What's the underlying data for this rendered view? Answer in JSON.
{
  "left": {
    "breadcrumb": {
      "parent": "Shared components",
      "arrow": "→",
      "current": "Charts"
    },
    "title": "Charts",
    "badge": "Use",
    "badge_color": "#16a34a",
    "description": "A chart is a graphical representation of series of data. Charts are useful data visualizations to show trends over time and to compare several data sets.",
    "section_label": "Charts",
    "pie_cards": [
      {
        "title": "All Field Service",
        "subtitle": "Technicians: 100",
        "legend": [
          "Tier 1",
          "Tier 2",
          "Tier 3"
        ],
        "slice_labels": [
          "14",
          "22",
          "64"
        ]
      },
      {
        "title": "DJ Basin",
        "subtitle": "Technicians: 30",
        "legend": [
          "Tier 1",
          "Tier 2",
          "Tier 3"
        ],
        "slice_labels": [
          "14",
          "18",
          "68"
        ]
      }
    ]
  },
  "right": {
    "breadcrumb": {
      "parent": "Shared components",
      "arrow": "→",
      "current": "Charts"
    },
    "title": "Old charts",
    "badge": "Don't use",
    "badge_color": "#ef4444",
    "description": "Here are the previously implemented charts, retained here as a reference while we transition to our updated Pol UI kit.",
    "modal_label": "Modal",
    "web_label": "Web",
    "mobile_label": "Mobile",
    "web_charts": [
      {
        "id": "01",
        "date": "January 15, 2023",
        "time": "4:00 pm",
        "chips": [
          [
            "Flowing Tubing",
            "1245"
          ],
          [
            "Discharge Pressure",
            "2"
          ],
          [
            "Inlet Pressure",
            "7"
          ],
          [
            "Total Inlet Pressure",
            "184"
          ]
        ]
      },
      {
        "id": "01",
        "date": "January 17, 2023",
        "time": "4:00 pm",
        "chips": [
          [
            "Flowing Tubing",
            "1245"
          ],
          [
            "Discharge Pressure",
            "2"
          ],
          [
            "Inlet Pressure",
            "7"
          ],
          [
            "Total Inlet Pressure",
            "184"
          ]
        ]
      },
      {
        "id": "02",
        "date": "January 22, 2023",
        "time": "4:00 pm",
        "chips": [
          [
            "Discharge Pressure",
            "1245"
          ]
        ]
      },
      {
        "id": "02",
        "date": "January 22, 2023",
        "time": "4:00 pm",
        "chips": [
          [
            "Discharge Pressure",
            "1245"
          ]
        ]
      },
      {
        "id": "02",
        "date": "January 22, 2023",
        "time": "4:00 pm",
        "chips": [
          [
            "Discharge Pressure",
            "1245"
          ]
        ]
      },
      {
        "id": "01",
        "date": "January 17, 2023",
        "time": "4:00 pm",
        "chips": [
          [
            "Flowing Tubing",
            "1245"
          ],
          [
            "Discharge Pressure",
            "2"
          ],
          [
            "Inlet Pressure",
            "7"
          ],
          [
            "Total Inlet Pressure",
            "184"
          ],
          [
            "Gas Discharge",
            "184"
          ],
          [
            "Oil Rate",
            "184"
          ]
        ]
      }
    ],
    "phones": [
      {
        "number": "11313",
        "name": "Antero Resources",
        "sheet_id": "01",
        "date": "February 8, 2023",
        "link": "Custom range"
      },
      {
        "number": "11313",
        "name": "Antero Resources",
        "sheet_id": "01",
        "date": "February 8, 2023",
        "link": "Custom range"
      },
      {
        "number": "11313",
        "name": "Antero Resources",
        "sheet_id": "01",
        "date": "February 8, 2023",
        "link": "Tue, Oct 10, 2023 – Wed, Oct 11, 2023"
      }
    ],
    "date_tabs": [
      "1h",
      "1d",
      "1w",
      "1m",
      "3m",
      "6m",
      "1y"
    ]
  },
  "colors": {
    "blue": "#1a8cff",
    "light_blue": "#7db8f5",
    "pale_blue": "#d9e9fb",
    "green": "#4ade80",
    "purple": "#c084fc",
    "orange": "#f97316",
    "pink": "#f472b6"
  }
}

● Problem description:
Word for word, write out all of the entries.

● Task output:
What's the underlying data for this rendered view? Answer in JSON.
{
  "left": {
    "breadcrumb": {
      "parent": "Shared components",
      "arrow": "→",
      "current": "Charts"
    },
    "title": "Charts",
    "badge": "Use",
    "badge_color": "#16a34a",
    "description": "A chart is a graphical representation of series of data. Charts are useful data visualizations to show trends over time and to compare several data sets.",
    "section_label": "Charts",
    "pie_cards": [
      {
        "title": "All Field Service",
        "subtitle": "Technicians: 100",
        "legend": [
          "Tier 1",
          "Tier 2",
          "Tier 3"
        ],
        "slice_labels": [
          "14",
          "22",
          "64"
        ]
      },
      {
        "title": "DJ Basin",
        "subtitle": "Technicians: 30",
        "legend": [
          "Tier 1",
          "Tier 2",
          "Tier 3"
        ],
        "slice_labels": [
          "14",
          "18",
          "68"
        ]
      }
    ]
  },
  "right": {
    "breadcrumb": {
      "parent": "Shared components",
      "arrow": "→",
      "current": "Charts"
    },
    "title": "Old charts",
    "badge": "Don't use",
    "badge_color": "#ef4444",
    "description": "Here are the previously implemented charts, retained here as a reference while we transition to our updated Pol UI kit.",
    "modal_label": "Modal",
    "web_label": "Web",
    "mobile_label": "Mobile",
    "web_charts": [
      {
        "id": "01",
        "date": "January 15, 2023",
        "time": "4:00 pm",
        "chips": [
          [
            "Flowing Tubing",
            "1245"
          ],
          [
            "Discharge Pressure",
            "2"
          ],
          [
            "Inlet Pressure",
            "7"
          ],
          [
            "Total Inlet Pressure",
            "184"
          ]
        ]
      },
      {
        "id": "01",
        "date": "January 17, 2023",
        "time": "4:00 pm",
        "chips": [
          [
            "Flowing Tubing",
            "1245"
          ],
          [
            "Discharge Pressure",
            "2"
          ],
          [
            "Inlet Pressure",
            "7"
          ],
          [
            "Total Inlet Pressure",
            "184"
          ]
        ]
      },
      {
        "id": "02",
        "date": "January 22, 2023",
        "time": "4:00 pm",
        "chips": [
          [
            "Discharge Pressure",
            "1245"
          ]
        ]
      },
      {
        "id": "02",
        "date": "January 22, 2023",
        "time": "4:00 pm",
        "chips": [
          [
            "Discharge Pressure",
            "1245"
          ]
        ]
      },
      {
        "id": "02",
        "date": "January 22, 2023",
        "time": "4:00 pm",
        "chips": [
          [
            "Discharge Pressure",
            "1245"
          ]
        ]
      },
      {
        "id": "01",
        "date": "January 17, 2023",
        "time": "4:00 pm",
        "chips": [
          [
            "Flowing Tubing",
            "1245"
          ],
          [
            "Discharge Pressure",
            "2"
          ],
          [
            "Inlet Pressure",
            "7"
          ],
          [
            "Total Inlet Pressure",
            "184"
          ],
          [
            "Gas Discharge",
            "184"
          ],
          [
            "Oil Rate",
            "184"
          ]
        ]
      }
    ],
    "phones": [
      {
        "number": "11313",
        "name": "Antero Resources",
        "sheet_id": "01",
        "date": "February 8, 2023",
        "link": "Custom range"
      },
      {
        "number": "11313",
        "name": "Antero Resources",
        "sheet_id": "01",
        "date": "February 8, 2023",
        "link": "Custom range"
      },
      {
        "number": "11313",
        "name": "Antero Resources",
        "sheet_id": "01",
        "date": "February 8, 2023",
        "link": "Tue, Oct 10, 2023 – Wed, Oct 11, 2023"
      }
    ],
    "date_tabs": [
      "1h",
      "1d",
      "1w",
      "1m",
      "3m",
      "6m",
      "1y"
    ]
  },
  "colors": {
    "blue": "#1a8cff",
    "light_blue": "#7db8f5",
    "pale_blue": "#d9e9fb",
    "green": "#4ade80",
    "purple": "#c084fc",
    "orange": "#f97316",
    "pink": "#f472b6"
  }
}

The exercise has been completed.